These days, more and more businesses are looking for ways to be more environmentally-friendly while cutting costs and still maintaining productivity. Some business have taken small steps such as implementing recycling programs and energy-saving features, while others have taken the battle to save the planet to a whole new level by turning to cloud virtualization.
In other words, businesses have taken their servers to the cloud, using virtualization software to divide the one (or more) physical servers into several virtual servers stored offsite. Each server runs on its own operating system, making it as completely functional as onsite physical servers.
In most cases the servers that handle the entire network are housed in a special room in the plant. The rooms are designed with special cooling and ventilation systems to ensure the machines don’t overheat and malfunction—and the entire area hums 24 hours a day. In most cases, the servers never shut down, meaning the server area consumes electricity and other resources, such as natural gas used to power cooling systems, at a constant rate.
Not only does this energy consumption cost businesses thousands each year, it is also harmful to the environment. The servers themselves create heat and emissions, as do the power plants that keep them operating—not to mention the resources that are actually consumed by the server center.
By switching to server virtualization, the need for a dedicated server area is virtually negated, allowing companies to save money and reduce their use of precious natural resources. In addition, by using the cloud, many businesses can actually reduce the amount of physical plant space they need. With fewer businesses needing large spaces, the amount of new construction required to meet demand is reduced—again reducing the overall use of natural resources.
Another trend in today’s business world is the notion of a flexible workspace. Cloud computing makes telecommuting or flexible work arrangements even more workable for businesses of all sizes. When servers are virtualized, employees can work from almost anywhere they have a reliable and secure connection. When employees can work from home or another location, they can reduce their carbon footprint by not wasting gas and releasing harmful emissions while sitting in rush hour traffic.
In addition, cloud computing actually cuts down on the need for a large percentage of business travel. With the ability to host meetings, conferences and more online, businesses can reduce their costs and impact on the environment by keeping employees in house and not on the road.
Of course, transitioning to the cloud presents some important considerations for any business and no matter how well-intentioned the switch is, without taking proper precautions, server virtualization could be disastrous.
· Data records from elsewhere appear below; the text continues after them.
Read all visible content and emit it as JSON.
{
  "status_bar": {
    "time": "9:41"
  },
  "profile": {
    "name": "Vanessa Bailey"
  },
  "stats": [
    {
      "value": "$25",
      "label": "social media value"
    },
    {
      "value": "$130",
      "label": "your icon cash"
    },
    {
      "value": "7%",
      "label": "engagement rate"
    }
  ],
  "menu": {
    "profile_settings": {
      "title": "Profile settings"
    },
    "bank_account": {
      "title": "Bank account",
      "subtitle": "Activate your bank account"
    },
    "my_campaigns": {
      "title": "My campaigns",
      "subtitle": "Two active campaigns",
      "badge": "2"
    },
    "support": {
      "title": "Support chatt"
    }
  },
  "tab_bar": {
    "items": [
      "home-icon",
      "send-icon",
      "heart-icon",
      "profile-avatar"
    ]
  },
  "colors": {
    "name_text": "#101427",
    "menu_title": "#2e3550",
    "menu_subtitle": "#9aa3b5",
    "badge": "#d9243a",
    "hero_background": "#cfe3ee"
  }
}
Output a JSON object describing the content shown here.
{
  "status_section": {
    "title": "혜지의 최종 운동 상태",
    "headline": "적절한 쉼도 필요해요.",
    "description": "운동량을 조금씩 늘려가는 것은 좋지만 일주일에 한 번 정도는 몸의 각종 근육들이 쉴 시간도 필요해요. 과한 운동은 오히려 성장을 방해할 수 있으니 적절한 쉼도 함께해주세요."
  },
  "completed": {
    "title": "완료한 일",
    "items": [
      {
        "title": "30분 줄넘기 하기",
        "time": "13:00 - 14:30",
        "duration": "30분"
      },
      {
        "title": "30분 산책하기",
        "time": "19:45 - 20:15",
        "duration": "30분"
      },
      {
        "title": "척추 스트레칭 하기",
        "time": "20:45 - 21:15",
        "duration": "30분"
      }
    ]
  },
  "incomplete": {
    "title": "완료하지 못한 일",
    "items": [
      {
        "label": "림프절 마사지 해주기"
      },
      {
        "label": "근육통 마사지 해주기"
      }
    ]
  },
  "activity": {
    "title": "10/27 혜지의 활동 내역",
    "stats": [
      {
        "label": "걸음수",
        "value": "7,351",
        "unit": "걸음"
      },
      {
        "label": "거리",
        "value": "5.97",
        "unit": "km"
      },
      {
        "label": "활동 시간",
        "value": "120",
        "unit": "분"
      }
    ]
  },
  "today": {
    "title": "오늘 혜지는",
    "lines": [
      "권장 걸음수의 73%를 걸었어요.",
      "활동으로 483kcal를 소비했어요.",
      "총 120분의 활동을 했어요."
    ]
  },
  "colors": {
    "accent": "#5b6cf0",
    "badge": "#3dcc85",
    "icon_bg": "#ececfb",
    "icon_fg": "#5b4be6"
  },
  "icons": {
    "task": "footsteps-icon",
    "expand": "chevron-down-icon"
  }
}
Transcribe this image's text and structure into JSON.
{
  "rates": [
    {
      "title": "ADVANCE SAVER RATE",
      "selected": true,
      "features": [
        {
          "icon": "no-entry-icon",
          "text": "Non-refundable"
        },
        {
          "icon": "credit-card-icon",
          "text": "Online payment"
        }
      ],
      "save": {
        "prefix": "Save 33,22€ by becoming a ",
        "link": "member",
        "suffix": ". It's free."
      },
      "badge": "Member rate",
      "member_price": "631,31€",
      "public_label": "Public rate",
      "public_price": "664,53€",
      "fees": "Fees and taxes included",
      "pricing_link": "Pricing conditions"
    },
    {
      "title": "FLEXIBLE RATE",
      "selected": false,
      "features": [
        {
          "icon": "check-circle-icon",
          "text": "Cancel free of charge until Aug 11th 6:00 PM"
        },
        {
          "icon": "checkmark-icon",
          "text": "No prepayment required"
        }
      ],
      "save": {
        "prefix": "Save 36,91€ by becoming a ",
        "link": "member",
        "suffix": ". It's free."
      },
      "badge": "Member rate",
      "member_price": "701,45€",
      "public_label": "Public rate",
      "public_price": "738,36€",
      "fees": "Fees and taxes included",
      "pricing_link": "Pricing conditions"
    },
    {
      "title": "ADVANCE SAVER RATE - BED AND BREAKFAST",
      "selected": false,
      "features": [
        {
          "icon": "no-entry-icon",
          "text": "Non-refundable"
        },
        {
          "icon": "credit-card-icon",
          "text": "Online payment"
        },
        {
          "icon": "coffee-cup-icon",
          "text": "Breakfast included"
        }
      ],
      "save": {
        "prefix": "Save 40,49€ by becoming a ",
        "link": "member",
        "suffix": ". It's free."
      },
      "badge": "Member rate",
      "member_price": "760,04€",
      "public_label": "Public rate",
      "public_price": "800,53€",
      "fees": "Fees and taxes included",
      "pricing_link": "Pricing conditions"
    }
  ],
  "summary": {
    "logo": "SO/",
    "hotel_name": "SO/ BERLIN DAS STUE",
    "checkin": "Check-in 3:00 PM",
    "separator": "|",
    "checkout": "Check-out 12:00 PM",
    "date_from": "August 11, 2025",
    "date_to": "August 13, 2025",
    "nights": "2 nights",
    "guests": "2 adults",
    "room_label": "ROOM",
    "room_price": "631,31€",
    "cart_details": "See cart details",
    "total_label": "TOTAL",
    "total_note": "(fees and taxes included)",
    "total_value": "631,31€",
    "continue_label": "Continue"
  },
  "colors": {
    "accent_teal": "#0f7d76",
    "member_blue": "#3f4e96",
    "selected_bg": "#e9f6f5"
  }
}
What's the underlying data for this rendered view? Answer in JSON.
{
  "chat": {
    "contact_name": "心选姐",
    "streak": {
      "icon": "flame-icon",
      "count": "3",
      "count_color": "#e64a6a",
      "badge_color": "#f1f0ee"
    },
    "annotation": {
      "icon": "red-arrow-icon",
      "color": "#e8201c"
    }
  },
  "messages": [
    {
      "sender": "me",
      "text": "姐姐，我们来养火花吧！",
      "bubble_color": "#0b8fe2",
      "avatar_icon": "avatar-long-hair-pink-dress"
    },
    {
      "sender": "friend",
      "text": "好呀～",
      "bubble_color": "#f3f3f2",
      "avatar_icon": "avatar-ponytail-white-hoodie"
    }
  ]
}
Cloud security is of the utmost importance for any business. While in-house servers present a certain level of vulnerability to hacking or other breaches, storing all of your sensitive business information in the cloud presents a greater opportunity for unauthorized access. It’s up to the IT manager and executives to carefully scrutinize the security capabilities and protocols of any cloud vendor, paying close attention to the vendor’s encryption and segmentation protocols, who has access to your data and where the data is physically stored.
In addition, businesses need to develop strong internal security protocols and policies to protect the virtual servers from security breaches. Employees need to be trained on how to keep the cloud secure, access to the cloud needs to be carefully limited and monitored and mobile devices such as laptops and tablets need to be kept secure and up-to-date. Without these security measures, taking your server to the virtual realm could end up harming your organization—and negate any possible environmental and cost savings benefits you realized.
There is little debate that server virtualization is a positive step in the effort to make business more environmentally friendly. And the revolution has only begun, as companies are always looking for new and better ways to make the cloud a viable option and reduce carbon footprints . . . who knows what the future holds for virtual servers and other environmentally friendly IT products.
About the Author:
Cynthia Cameron is an environmental biologist and IT blogger from Santa Cruz, California. She is currently researching and writing a step-by-step guide to reducing corporate carbon footprints.